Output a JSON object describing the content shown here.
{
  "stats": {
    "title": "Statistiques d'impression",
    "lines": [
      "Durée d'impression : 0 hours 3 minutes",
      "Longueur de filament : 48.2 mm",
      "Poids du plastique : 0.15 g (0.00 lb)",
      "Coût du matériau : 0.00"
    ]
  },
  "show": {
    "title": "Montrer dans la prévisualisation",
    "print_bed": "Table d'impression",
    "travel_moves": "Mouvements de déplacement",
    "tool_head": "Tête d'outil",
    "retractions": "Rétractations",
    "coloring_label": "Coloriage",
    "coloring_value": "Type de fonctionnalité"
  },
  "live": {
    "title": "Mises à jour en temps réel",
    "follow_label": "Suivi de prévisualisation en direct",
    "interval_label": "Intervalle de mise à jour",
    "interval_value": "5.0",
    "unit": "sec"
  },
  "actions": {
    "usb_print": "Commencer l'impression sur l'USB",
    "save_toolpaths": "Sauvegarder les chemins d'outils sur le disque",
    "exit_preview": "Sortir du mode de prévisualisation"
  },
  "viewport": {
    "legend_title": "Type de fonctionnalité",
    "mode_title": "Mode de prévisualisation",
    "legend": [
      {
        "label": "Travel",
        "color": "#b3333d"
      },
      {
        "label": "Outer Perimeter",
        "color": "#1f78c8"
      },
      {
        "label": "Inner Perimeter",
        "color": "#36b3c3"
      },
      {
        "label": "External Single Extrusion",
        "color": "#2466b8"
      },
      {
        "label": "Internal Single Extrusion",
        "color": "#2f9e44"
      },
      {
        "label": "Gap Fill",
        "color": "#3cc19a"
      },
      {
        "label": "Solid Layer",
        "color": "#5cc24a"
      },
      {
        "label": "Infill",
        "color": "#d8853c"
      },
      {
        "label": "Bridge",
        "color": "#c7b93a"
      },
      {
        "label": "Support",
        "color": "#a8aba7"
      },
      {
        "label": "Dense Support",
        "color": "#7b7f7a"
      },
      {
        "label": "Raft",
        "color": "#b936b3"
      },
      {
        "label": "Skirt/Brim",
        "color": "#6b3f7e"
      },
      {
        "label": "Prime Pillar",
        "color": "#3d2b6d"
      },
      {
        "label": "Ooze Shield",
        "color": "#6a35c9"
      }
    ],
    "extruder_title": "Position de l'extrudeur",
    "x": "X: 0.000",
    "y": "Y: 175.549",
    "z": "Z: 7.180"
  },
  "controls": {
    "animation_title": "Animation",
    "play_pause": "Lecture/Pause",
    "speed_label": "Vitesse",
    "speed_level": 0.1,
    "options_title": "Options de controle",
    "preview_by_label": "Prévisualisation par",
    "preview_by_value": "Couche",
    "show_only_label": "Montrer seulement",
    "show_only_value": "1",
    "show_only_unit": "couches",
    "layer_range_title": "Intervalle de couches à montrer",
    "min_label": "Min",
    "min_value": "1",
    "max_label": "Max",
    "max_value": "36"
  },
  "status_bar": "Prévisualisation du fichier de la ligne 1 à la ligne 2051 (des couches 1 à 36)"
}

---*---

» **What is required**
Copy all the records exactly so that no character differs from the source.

» **Written solution**
Output a JSON object describing the content shown here.
{
  "stats": {
    "title": "Statistiques d'impression",
    "lines": [
      "Durée d'impression : 0 hours 3 minutes",
      "Longueur de filament : 48.2 mm",
      "Poids du plastique : 0.15 g (0.00 lb)",
      "Coût du matériau : 0.00"
    ]
  },
  "show": {
    "title": "Montrer dans la prévisualisation",
    "print_bed": "Table d'impression",
    "travel_moves": "Mouvements de déplacement",
    "tool_head": "Tête d'outil",
    "retractions": "Rétractations",
    "coloring_label": "Coloriage",
    "coloring_value": "Type de fonctionnalité"
  },
  "live": {
    "title": "Mises à jour en temps réel",
    "follow_label": "Suivi de prévisualisation en direct",
    "interval_label": "Intervalle de mise à jour",
    "interval_value": "5.0",
    "unit": "sec"
  },
  "actions": {
    "usb_print": "Commencer l'impression sur l'USB",
    "save_toolpaths": "Sauvegarder les chemins d'outils sur le disque",
    "exit_preview": "Sortir du mode de prévisualisation"
  },
  "viewport": {
    "legend_title": "Type de fonctionnalité",
    "mode_title": "Mode de prévisualisation",
    "legend": [
      {
        "label": "Travel",
        "color": "#b3333d"
      },
      {
        "label": "Outer Perimeter",
        "color": "#1f78c8"
      },
      {
        "label": "Inner Perimeter",
        "color": "#36b3c3"
      },
      {
        "label": "External Single Extrusion",
        "color": "#2466b8"
      },
      {
        "label": "Internal Single Extrusion",
        "color": "#2f9e44"
      },
      {
        "label": "Gap Fill",
        "color": "#3cc19a"
      },
      {
        "label": "Solid Layer",
        "color": "#5cc24a"
      },
      {
        "label": "Infill",
        "color": "#d8853c"
      },
      {
        "label": "Bridge",
        "color": "#c7b93a"
      },
      {
        "label": "Support",
        "color": "#a8aba7"
      },
      {
        "label": "Dense Support",
        "color": "#7b7f7a"
      },
      {
        "label": "Raft",
        "color": "#b936b3"
      },
      {
        "label": "Skirt/Brim",
        "color": "#6b3f7e"
      },
      {
        "label": "Prime Pillar",
        "color": "#3d2b6d"
      },
      {
        "label": "Ooze Shield",
        "color": "#6a35c9"
      }
    ],
    "extruder_title": "Position de l'extrudeur",
    "x": "X: 0.000",
    "y": "Y: 175.549",
    "z": "Z: 7.180"
  },
  "controls": {
    "animation_title": "Animation",
    "play_pause": "Lecture/Pause",
    "speed_label": "Vitesse",
    "speed_level": 0.1,
    "options_title": "Options de controle",
    "preview_by_label": "Prévisualisation par",
    "preview_by_value": "Couche",
    "show_only_label": "Montrer seulement",
    "show_only_value": "1",
    "show_only_unit": "couches",
    "layer_range_title": "Intervalle de couches à montrer",
    "min_label": "Min",
    "min_value": "1",
    "max_label": "Max",
    "max_value": "36"
  },
  "status_bar": "Prévisualisation du fichier de la ligne 1 à la ligne 2051 (des couches 1 à 36)"
}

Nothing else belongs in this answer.